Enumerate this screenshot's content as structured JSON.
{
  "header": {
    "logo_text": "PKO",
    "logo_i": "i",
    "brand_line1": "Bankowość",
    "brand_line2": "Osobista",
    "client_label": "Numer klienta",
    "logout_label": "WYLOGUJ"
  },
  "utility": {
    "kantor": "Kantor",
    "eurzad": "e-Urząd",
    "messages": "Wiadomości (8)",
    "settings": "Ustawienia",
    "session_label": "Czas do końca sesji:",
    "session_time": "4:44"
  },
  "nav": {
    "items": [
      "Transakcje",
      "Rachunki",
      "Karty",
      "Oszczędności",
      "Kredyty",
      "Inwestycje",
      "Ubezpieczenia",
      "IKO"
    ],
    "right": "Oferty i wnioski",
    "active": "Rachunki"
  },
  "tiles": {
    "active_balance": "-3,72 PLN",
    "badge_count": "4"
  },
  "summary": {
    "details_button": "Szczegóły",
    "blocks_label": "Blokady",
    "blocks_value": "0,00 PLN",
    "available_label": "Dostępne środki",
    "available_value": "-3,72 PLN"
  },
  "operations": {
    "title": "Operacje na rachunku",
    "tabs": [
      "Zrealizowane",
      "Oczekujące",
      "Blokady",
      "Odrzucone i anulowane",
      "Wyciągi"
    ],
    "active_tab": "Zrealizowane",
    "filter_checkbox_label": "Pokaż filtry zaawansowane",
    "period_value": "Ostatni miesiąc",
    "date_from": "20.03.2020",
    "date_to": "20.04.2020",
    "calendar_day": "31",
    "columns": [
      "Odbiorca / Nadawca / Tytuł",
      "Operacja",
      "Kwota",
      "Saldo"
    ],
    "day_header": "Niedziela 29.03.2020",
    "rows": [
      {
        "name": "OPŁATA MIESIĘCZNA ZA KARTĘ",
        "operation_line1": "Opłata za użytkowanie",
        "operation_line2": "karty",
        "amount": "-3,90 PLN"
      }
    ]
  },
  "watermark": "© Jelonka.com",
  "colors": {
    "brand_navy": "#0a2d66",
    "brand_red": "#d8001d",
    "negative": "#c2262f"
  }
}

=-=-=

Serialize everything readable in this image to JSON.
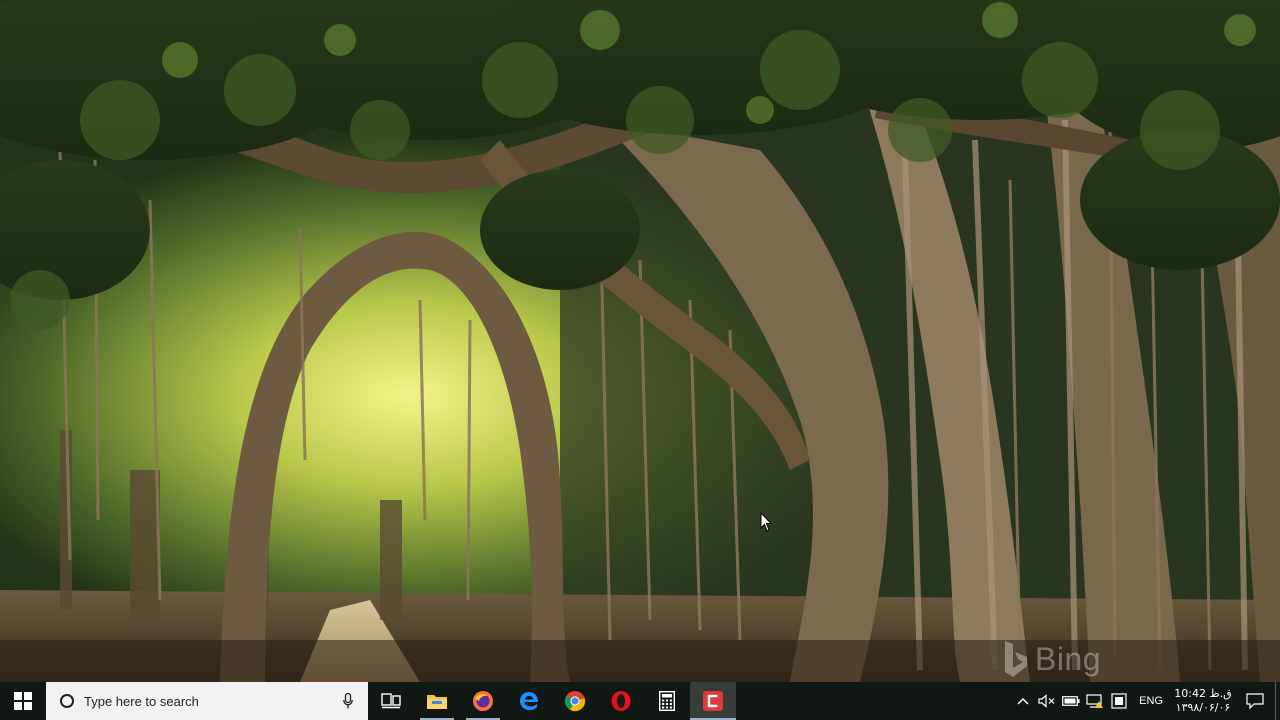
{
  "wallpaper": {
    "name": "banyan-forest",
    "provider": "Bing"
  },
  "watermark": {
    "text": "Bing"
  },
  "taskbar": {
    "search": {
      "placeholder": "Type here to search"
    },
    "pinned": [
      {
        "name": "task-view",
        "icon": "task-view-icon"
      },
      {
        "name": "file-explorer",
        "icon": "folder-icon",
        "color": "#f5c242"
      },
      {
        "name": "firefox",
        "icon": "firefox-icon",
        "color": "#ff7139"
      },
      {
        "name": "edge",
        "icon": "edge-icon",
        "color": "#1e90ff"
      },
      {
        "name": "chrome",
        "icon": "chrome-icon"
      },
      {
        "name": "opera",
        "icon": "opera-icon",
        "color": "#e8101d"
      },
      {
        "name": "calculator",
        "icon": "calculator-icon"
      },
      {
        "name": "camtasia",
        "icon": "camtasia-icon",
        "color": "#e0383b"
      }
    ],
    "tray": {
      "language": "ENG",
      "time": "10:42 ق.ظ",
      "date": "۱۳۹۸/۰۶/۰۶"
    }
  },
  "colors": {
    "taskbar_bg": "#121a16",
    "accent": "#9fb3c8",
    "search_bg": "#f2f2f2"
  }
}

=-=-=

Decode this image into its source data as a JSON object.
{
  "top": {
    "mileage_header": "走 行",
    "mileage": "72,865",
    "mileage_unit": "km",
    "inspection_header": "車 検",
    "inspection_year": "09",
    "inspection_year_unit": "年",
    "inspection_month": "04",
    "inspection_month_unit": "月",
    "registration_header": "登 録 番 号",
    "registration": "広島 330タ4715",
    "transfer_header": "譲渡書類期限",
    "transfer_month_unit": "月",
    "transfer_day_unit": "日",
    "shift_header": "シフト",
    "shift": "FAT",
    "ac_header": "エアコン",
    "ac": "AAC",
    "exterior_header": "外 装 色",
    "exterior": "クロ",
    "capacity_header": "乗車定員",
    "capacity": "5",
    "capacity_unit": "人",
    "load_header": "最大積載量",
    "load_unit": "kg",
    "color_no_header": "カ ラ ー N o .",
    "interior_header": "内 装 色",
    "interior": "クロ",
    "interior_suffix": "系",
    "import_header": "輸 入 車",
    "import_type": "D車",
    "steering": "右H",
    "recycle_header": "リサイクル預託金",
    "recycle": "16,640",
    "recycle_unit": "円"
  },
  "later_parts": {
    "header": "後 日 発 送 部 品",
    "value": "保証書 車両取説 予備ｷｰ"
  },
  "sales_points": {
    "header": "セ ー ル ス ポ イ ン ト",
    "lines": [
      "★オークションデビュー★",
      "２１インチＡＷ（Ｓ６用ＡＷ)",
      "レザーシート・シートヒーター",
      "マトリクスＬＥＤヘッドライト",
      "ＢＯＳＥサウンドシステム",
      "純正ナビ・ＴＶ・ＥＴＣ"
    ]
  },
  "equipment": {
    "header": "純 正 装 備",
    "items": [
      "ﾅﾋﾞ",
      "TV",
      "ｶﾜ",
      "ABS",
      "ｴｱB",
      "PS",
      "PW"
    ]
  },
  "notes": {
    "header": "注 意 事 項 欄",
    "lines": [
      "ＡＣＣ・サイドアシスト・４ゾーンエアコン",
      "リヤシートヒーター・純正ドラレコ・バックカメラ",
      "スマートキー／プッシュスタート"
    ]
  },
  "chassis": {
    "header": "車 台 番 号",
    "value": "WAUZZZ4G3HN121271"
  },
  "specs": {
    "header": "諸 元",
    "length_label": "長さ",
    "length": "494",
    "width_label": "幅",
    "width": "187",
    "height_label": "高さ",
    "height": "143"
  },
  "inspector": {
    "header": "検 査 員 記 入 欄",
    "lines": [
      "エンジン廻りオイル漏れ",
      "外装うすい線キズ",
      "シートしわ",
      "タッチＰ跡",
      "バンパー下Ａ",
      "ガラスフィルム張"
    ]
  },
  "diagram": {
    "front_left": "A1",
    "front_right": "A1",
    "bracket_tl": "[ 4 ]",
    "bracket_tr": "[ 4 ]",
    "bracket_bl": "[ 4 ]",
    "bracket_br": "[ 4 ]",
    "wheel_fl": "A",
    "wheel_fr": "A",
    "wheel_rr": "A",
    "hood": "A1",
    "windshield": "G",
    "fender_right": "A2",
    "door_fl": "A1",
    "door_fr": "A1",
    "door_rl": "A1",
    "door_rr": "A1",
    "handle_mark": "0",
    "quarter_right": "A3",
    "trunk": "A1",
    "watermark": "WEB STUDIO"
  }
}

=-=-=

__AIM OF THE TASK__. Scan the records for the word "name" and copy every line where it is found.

__EXERCISE OUTPUT__.
        "name": "OPŁATA MIESIĘCZNA ZA KARTĘ",
    "name": "banyan-forest",
        "name": "task-view",
        "name": "file-explorer",
        "name": "firefox",
        "name": "edge",
        "name": "chrome",
        "name": "opera",
        "name": "calculator",
        "name": "camtasia",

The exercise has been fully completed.